### About this exercise:
Please, without the pictures, restate every entry exactly.

App and web page records:
= = = =

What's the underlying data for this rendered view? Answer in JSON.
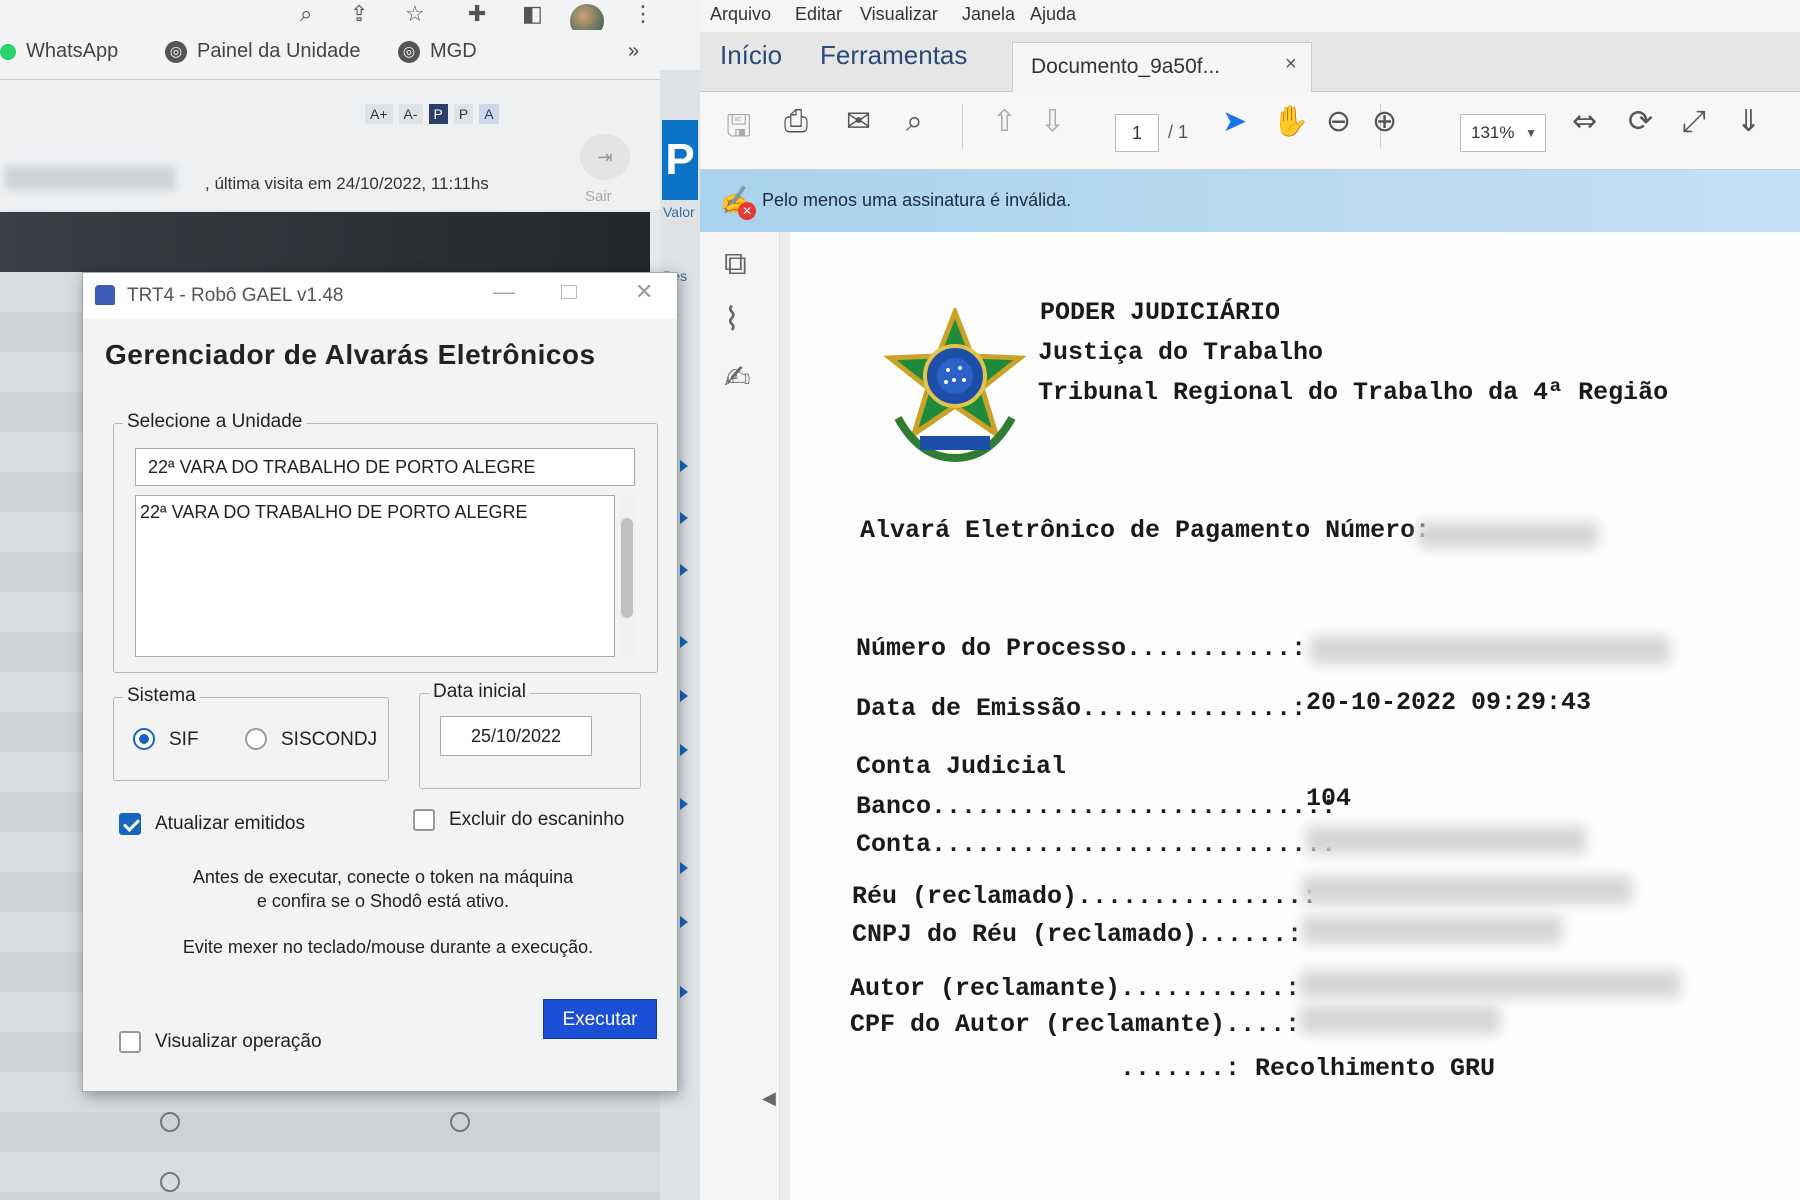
{
  "browser": {
    "bookmarks": [
      {
        "label": "WhatsApp"
      },
      {
        "label": "Painel da Unidade"
      },
      {
        "label": "MGD"
      }
    ],
    "bookmarks_overflow": "»",
    "font_tools": [
      "A+",
      "A-",
      "P",
      "P",
      "A"
    ],
    "last_visit": ", última visita em 24/10/2022, 11:11hs",
    "logout_label": "Sair",
    "side_labels": [
      "Valor",
      "Pes"
    ]
  },
  "dialog": {
    "title": "TRT4 - Robô GAEL v1.48",
    "heading": "Gerenciador de Alvarás Eletrônicos",
    "unit_group_label": "Selecione a Unidade",
    "unit_input_value": "22ª VARA DO TRABALHO DE PORTO ALEGRE",
    "unit_list": [
      "22ª VARA DO TRABALHO DE PORTO ALEGRE"
    ],
    "system_group_label": "Sistema",
    "system_options": [
      {
        "label": "SIF",
        "selected": true
      },
      {
        "label": "SISCONDJ",
        "selected": false
      }
    ],
    "date_group_label": "Data inicial",
    "date_value": "25/10/2022",
    "checkbox_update": {
      "label": "Atualizar emitidos",
      "checked": true
    },
    "checkbox_remove": {
      "label": "Excluir do escaninho",
      "checked": false
    },
    "note_line1": "Antes de executar, conecte o token na máquina",
    "note_line2": "e confira se o Shodô está ativo.",
    "note_line3": "Evite mexer no teclado/mouse durante a execução.",
    "checkbox_view": {
      "label": "Visualizar operação",
      "checked": false
    },
    "run_button": "Executar",
    "accent_color": "#1a4fd6"
  },
  "reader": {
    "menu": [
      "Arquivo",
      "Editar",
      "Visualizar",
      "Janela",
      "Ajuda"
    ],
    "tabs": [
      "Início",
      "Ferramentas"
    ],
    "document_tab": "Documento_9a50f...",
    "document_tab_close": "×",
    "page_current": "1",
    "page_total": "/ 1",
    "zoom": "131%",
    "signature_message": "Pelo menos uma assinatura é inválida.",
    "signature_bar_color": "#a9d2ee"
  },
  "document": {
    "header_line1": "PODER JUDICIÁRIO",
    "header_line2": "Justiça do Trabalho",
    "header_line3": "Tribunal Regional do Trabalho da 4ª Região",
    "alvara_title": "Alvará Eletrônico de Pagamento Número:",
    "fields": [
      {
        "label": "Número do Processo...........:",
        "value": ""
      },
      {
        "label": "Data de Emissão..............:",
        "value": "20-10-2022 09:29:43"
      }
    ],
    "conta_judicial": "Conta Judicial",
    "banco_label": "Banco..........................:",
    "banco_value": "104",
    "conta_label": "Conta..........................:",
    "reu_label": "Réu (reclamado)...............:",
    "cnpj_label": "CNPJ do Réu (reclamado)......:",
    "autor_label": "Autor (reclamante)...........:",
    "cpf_label": "CPF do Autor (reclamante)....:",
    "last_line": ".......: Recolhimento GRU"
  }
}
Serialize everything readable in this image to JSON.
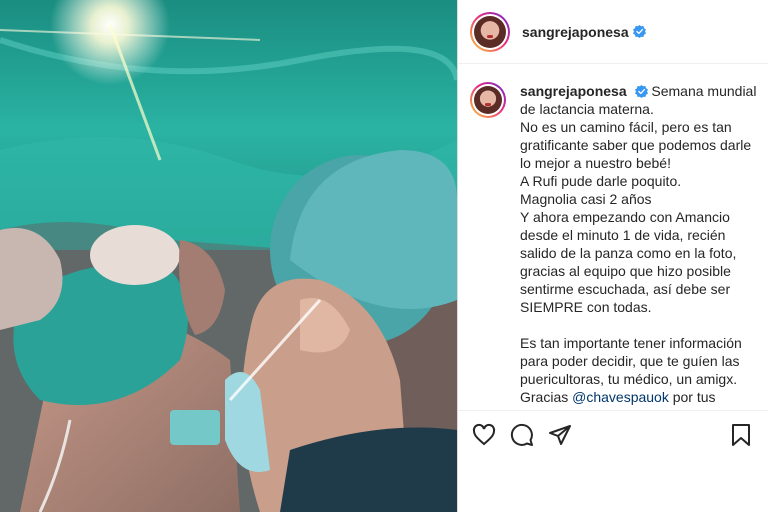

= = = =

### Worked solution:
What's the underlying data for this rendered view? Answer in JSON.
{
  "browser": {
    "bookmarks": [
      {
        "label": "WhatsApp"
      },
      {
        "label": "Painel da Unidade"
      },
      {
        "label": "MGD"
      }
    ],
    "bookmarks_overflow": "»",
    "font_tools": [
      "A+",
      "A-",
      "P",
      "P",
      "A"
    ],
    "last_visit": ", última visita em 24/10/2022, 11:11hs",
    "logout_label": "Sair",
    "side_labels": [
      "Valor",
      "Pes"
    ]
  },
  "dialog": {
    "title": "TRT4 - Robô GAEL v1.48",
    "heading": "Gerenciador de Alvarás Eletrônicos",
    "unit_group_label": "Selecione a Unidade",
    "unit_input_value": "22ª VARA DO TRABALHO DE PORTO ALEGRE",
    "unit_list": [
      "22ª VARA DO TRABALHO DE PORTO ALEGRE"
    ],
    "system_group_label": "Sistema",
    "system_options": [
      {
        "label": "SIF",
        "selected": true
      },
      {
        "label": "SISCONDJ",
        "selected": false
      }
    ],
    "date_group_label": "Data inicial",
    "date_value": "25/10/2022",
    "checkbox_update": {
      "label": "Atualizar emitidos",
      "checked": true
    },
    "checkbox_remove": {
      "label": "Excluir do escaninho",
      "checked": false
    },
    "note_line1": "Antes de executar, conecte o token na máquina",
    "note_line2": "e confira se o Shodô está ativo.",
    "note_line3": "Evite mexer no teclado/mouse durante a execução.",
    "checkbox_view": {
      "label": "Visualizar operação",
      "checked": false
    },
    "run_button": "Executar",
    "accent_color": "#1a4fd6"
  },
  "reader": {
    "menu": [
      "Arquivo",
      "Editar",
      "Visualizar",
      "Janela",
      "Ajuda"
    ],
    "tabs": [
      "Início",
      "Ferramentas"
    ],
    "document_tab": "Documento_9a50f...",
    "document_tab_close": "×",
    "page_current": "1",
    "page_total": "/ 1",
    "zoom": "131%",
    "signature_message": "Pelo menos uma assinatura é inválida.",
    "signature_bar_color": "#a9d2ee"
  },
  "document": {
    "header_line1": "PODER JUDICIÁRIO",
    "header_line2": "Justiça do Trabalho",
    "header_line3": "Tribunal Regional do Trabalho da 4ª Região",
    "alvara_title": "Alvará Eletrônico de Pagamento Número:",
    "fields": [
      {
        "label": "Número do Processo...........:",
        "value": ""
      },
      {
        "label": "Data de Emissão..............:",
        "value": "20-10-2022 09:29:43"
      }
    ],
    "conta_judicial": "Conta Judicial",
    "banco_label": "Banco..........................:",
    "banco_value": "104",
    "conta_label": "Conta..........................:",
    "reu_label": "Réu (reclamado)...............:",
    "cnpj_label": "CNPJ do Réu (reclamado)......:",
    "autor_label": "Autor (reclamante)...........:",
    "cpf_label": "CPF do Autor (reclamante)....:",
    "last_line": ".......: Recolhimento GRU"
  }
}
Serialize everything readable in this image to JSON.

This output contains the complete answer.